In 1065 Harold supported Northumbrian rebels against his brother Tostig who replaced him with Morcar. This strengthened his acceptability as Edward's successor, but fatally divided his own family, driving Tostig into alliance with King Harald Hardrada ("Hard Reign") of Norway.
Upon Edward the Confessor's death
in ([[January 5]], 1066), Harold claimed that Edward had promised him the crown on his deathbed, and the Witenagemot (the assembly of the kingdom's leading notables) approved him for coronation as king, which took place the following day, [[January 6]].

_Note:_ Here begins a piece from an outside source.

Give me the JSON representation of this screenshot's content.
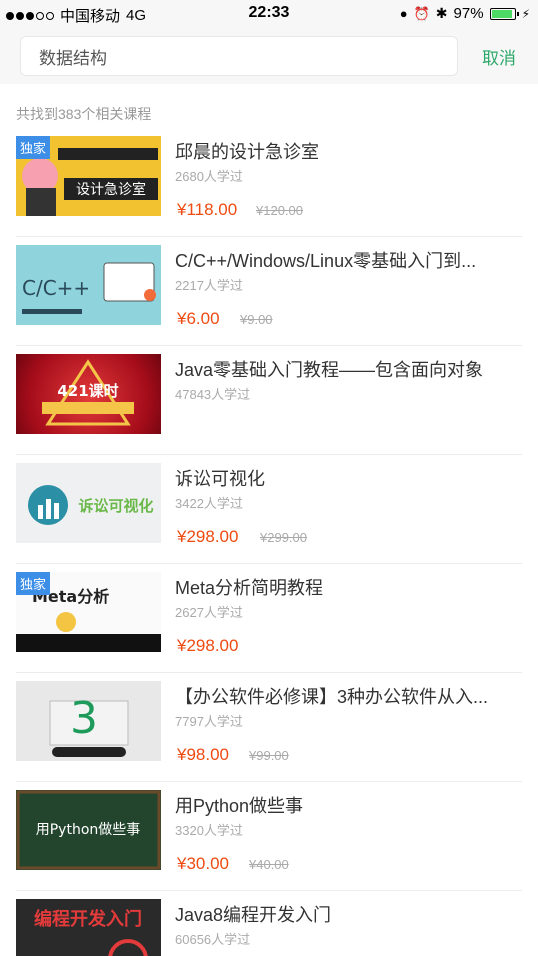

However, the country was invaded, by both Harald of Norway and William the Bastard, Duke of Normandy, who claimed that he had been promised the English crown by both Edward (probably in 1052) and Harold, who had been shipwrecked in Ponthieu, Normandy in 1064 or 1065. It was alleged that, on the latter occasion, William forced Harold to swear to support his claim to the throne, only revealing after the event that the box on which he had made his oath contained holy relics. After Harold's death, Normans were quick to point out that in accepting the crown of England, Harold had perjured himself of this oath.